> [Your assignment] Whatever appears in the entries must be given again exactly.

> [Website and app data records]
______________________________

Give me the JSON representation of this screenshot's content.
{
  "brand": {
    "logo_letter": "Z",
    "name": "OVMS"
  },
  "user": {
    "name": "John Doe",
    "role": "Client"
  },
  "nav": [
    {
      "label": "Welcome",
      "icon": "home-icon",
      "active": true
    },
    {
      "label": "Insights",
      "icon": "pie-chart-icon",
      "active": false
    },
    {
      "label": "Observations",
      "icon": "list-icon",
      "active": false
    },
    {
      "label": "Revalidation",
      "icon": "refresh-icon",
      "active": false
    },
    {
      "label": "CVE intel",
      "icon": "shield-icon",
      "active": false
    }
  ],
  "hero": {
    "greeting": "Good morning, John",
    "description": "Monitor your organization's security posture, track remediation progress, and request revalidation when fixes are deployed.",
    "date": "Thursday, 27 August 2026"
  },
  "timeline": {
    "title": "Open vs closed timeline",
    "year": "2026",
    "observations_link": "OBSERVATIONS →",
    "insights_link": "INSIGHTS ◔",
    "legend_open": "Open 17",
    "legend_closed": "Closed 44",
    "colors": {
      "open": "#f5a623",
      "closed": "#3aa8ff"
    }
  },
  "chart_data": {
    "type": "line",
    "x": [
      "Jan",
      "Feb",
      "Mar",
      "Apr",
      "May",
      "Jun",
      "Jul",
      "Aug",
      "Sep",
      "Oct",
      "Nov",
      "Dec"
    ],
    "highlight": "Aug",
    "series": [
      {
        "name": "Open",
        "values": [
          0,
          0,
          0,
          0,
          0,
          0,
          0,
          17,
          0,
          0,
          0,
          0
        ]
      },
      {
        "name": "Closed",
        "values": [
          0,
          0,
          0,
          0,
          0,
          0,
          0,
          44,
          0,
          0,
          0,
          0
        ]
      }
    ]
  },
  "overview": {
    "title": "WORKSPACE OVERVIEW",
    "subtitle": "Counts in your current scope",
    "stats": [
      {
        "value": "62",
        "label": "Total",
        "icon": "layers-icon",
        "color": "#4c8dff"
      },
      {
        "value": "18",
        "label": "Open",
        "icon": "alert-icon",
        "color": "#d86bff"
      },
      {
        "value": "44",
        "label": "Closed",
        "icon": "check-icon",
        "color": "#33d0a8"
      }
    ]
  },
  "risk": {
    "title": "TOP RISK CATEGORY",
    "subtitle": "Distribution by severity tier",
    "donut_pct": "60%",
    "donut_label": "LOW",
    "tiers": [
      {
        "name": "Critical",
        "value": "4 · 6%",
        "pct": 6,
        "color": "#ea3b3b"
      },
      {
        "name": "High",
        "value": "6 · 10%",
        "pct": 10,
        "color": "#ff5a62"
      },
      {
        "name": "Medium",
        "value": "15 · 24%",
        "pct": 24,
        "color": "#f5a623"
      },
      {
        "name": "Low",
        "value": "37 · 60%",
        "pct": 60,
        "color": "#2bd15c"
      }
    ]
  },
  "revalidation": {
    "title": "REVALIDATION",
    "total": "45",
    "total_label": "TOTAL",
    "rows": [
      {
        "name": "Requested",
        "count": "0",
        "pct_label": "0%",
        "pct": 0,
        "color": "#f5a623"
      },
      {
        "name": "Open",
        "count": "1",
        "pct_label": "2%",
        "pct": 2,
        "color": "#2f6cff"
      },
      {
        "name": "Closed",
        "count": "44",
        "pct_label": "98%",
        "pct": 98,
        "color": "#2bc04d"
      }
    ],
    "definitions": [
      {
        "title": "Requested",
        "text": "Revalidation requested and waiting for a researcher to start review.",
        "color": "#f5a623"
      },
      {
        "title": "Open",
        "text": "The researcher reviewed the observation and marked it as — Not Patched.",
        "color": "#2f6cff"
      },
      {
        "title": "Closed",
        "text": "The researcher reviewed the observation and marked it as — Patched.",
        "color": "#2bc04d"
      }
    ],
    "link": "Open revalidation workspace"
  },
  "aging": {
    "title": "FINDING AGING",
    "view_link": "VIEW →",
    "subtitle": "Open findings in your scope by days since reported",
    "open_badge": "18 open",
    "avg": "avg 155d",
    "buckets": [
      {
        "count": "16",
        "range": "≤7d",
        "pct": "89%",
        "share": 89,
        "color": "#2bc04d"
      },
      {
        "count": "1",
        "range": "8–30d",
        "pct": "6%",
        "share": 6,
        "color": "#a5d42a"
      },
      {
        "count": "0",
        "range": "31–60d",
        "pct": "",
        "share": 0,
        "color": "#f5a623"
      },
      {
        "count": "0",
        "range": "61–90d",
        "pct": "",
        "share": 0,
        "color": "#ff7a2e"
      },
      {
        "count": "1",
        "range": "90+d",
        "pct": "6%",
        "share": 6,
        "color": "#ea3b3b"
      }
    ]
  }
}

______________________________

> [Written response]
Give me the JSON representation of this screenshot's content.
{
  "brand": {
    "logo_letter": "Z",
    "name": "OVMS"
  },
  "user": {
    "name": "John Doe",
    "role": "Client"
  },
  "nav": [
    {
      "label": "Welcome",
      "icon": "home-icon",
      "active": true
    },
    {
      "label": "Insights",
      "icon": "pie-chart-icon",
      "active": false
    },
    {
      "label": "Observations",
      "icon": "list-icon",
      "active": false
    },
    {
      "label": "Revalidation",
      "icon": "refresh-icon",
      "active": false
    },
    {
      "label": "CVE intel",
      "icon": "shield-icon",
      "active": false
    }
  ],
  "hero": {
    "greeting": "Good morning, John",
    "description": "Monitor your organization's security posture, track remediation progress, and request revalidation when fixes are deployed.",
    "date": "Thursday, 27 August 2026"
  },
  "timeline": {
    "title": "Open vs closed timeline",
    "year": "2026",
    "observations_link": "OBSERVATIONS →",
    "insights_link": "INSIGHTS ◔",
    "legend_open": "Open 17",
    "legend_closed": "Closed 44",
    "colors": {
      "open": "#f5a623",
      "closed": "#3aa8ff"
    }
  },
  "chart_data": {
    "type": "line",
    "x": [
      "Jan",
      "Feb",
      "Mar",
      "Apr",
      "May",
      "Jun",
      "Jul",
      "Aug",
      "Sep",
      "Oct",
      "Nov",
      "Dec"
    ],
    "highlight": "Aug",
    "series": [
      {
        "name": "Open",
        "values": [
          0,
          0,
          0,
          0,
          0,
          0,
          0,
          17,
          0,
          0,
          0,
          0
        ]
      },
      {
        "name": "Closed",
        "values": [
          0,
          0,
          0,
          0,
          0,
          0,
          0,
          44,
          0,
          0,
          0,
          0
        ]
      }
    ]
  },
  "overview": {
    "title": "WORKSPACE OVERVIEW",
    "subtitle": "Counts in your current scope",
    "stats": [
      {
        "value": "62",
        "label": "Total",
        "icon": "layers-icon",
        "color": "#4c8dff"
      },
      {
        "value": "18",
        "label": "Open",
        "icon": "alert-icon",
        "color": "#d86bff"
      },
      {
        "value": "44",
        "label": "Closed",
        "icon": "check-icon",
        "color": "#33d0a8"
      }
    ]
  },
  "risk": {
    "title": "TOP RISK CATEGORY",
    "subtitle": "Distribution by severity tier",
    "donut_pct": "60%",
    "donut_label": "LOW",
    "tiers": [
      {
        "name": "Critical",
        "value": "4 · 6%",
        "pct": 6,
        "color": "#ea3b3b"
      },
      {
        "name": "High",
        "value": "6 · 10%",
        "pct": 10,
        "color": "#ff5a62"
      },
      {
        "name": "Medium",
        "value": "15 · 24%",
        "pct": 24,
        "color": "#f5a623"
      },
      {
        "name": "Low",
        "value": "37 · 60%",
        "pct": 60,
        "color": "#2bd15c"
      }
    ]
  },
  "revalidation": {
    "title": "REVALIDATION",
    "total": "45",
    "total_label": "TOTAL",
    "rows": [
      {
        "name": "Requested",
        "count": "0",
        "pct_label": "0%",
        "pct": 0,
        "color": "#f5a623"
      },
      {
        "name": "Open",
        "count": "1",
        "pct_label": "2%",
        "pct": 2,
        "color": "#2f6cff"
      },
      {
        "name": "Closed",
        "count": "44",
        "pct_label": "98%",
        "pct": 98,
        "color": "#2bc04d"
      }
    ],
    "definitions": [
      {
        "title": "Requested",
        "text": "Revalidation requested and waiting for a researcher to start review.",
        "color": "#f5a623"
      },
      {
        "title": "Open",
        "text": "The researcher reviewed the observation and marked it as — Not Patched.",
        "color": "#2f6cff"
      },
      {
        "title": "Closed",
        "text": "The researcher reviewed the observation and marked it as — Patched.",
        "color": "#2bc04d"
      }
    ],
    "link": "Open revalidation workspace"
  },
  "aging": {
    "title": "FINDING AGING",
    "view_link": "VIEW →",
    "subtitle": "Open findings in your scope by days since reported",
    "open_badge": "18 open",
    "avg": "avg 155d",
    "buckets": [
      {
        "count": "16",
        "range": "≤7d",
        "pct": "89%",
        "share": 89,
        "color": "#2bc04d"
      },
      {
        "count": "1",
        "range": "8–30d",
        "pct": "6%",
        "share": 6,
        "color": "#a5d42a"
      },
      {
        "count": "0",
        "range": "31–60d",
        "pct": "",
        "share": 0,
        "color": "#f5a623"
      },
      {
        "count": "0",
        "range": "61–90d",
        "pct": "",
        "share": 0,
        "color": "#ff7a2e"
      },
      {
        "count": "1",
        "range": "90+d",
        "pct": "6%",
        "share": 6,
        "color": "#ea3b3b"
      }
    ]
  }
}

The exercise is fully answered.